Mains were the ‘Butcher’s choice’ selected cut of the day, which was a pork loin and garlic mash:
…and the Whole roasted sea bream, pickled cockles and lemon:
The pork loin, was the boy’s. I am obligated to mention that the boy wants to be clear to the readers of this post that he absolutely loved it and thinks it’s one of the best dishes he’s had in ages. I, on the other hand wasn’t as inspired. The first bite I tried was rather dry. The glaze on top was on of those indeterminable brown sauces that neither add or detract from the meat itself. I didn’t think it was anything special.
The sea bream was lovely though! Also called dorade, depending on where you are in the world, the dish reminded me very much of the dorade I had at Ramsay’s maze. It’s a mild fish with a crispy skin that tends to take on the characteristics of whatever it’s served with – in this case the tartness of lemons and sea grit of the cockles. It was put together well, and very tasty.
Desserts were the Selection of British cheeses with quince jelly:
and the Apple and blueberry crumble, clotted Jersey cream:
Is it a selection of British cheeses when there are only two? I’m not convinced. Although a very nice stilton and cheddar, they were – neither blew us over. The biscuits that accompanied the cheese were tasteless, resembling cardboard at best and the dollop of quince jelly (one of my favourite things in the world) was so small we were lucky to enjoy it with more than three bites of cheese.
The crumble wasn’t much better. The apples were so tart that whatever sugar was in the crumble topping cowered away, totally overpowered. It looked the part and was a perfect portion size, but unfortunately just wasn’t very good.

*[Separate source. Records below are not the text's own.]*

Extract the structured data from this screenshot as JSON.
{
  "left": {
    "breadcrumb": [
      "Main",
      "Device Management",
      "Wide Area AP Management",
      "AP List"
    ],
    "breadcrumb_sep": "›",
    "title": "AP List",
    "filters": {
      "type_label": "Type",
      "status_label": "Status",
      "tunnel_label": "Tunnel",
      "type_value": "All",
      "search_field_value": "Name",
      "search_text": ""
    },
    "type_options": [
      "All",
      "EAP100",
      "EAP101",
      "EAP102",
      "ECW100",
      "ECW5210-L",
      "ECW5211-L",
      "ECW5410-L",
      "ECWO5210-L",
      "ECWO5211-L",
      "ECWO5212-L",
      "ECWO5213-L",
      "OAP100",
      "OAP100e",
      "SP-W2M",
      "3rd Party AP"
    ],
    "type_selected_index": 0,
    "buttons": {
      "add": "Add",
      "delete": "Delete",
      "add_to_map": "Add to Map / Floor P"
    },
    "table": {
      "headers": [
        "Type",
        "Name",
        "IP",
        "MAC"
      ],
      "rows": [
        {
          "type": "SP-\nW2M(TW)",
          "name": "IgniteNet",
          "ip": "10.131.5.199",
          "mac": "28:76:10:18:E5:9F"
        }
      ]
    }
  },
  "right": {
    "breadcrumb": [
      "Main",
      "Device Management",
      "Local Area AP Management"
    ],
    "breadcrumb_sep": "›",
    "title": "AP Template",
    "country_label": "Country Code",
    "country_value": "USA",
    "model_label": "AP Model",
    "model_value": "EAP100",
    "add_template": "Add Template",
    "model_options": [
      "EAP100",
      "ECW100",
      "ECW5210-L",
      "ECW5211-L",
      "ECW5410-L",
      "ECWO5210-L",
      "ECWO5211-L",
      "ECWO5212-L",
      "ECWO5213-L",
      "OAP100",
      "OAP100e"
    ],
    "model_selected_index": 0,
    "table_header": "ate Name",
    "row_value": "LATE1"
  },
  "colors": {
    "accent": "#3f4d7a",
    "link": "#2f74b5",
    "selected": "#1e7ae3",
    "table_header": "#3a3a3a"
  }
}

The Warrington, just like last time I went, was a mixed bag. There are some great things on the menu, and many of them are executed flawlessly, but then they mess up on the most random or simple stuff. For a restaurant that Gordon Ramsay puts his name on, I’d expect better.
Full disclosure and a bit about the meal:
I was originally invited to come to a blogger event to sample the autumn menu, but the format of the evening changed, and I suddenly found myself dining with the boy, free of charge on behalf of Gordon Ramsay’s PR.
There’s been quite a bit of debate over the whole ‘invite to review’ posts, and out of this experience I’ve learned one thing: An off-the-street experience is key to any restaurant review. I’ve been to The Warrington before, so I know how it is, both service and food-wise (part of why I didn’t feel so bad). I thought it would be interesting to compare the review experience to it, and it was. I could talk about how accommodating everyone was, but it wouldn’t be an accurate representation of what it would be like to go there if you read this review and decided to pop in, so I decided not to talk about it. What I can tell you is that the staff at The Warrington believe in what they do. The manager talked to every single table in the restaurant (and they weren’t all bloggers and journalists – though I did see TehBus, EssexEating and the lovely PearCafe there. Hello!); the staff smile when they talk about the food they serve and the patrons are regulars – chatting with each other, exchanging pleasantries from across the restaurant. It’s nice to see.
It was a lovely experience, but it hasn’t changed my stance on ‘invite to review’ posts: I’m happy to come in and review anything whether I’m paying or not, but it has to be anonymous, and I’ll always disclose the nature of the agreement.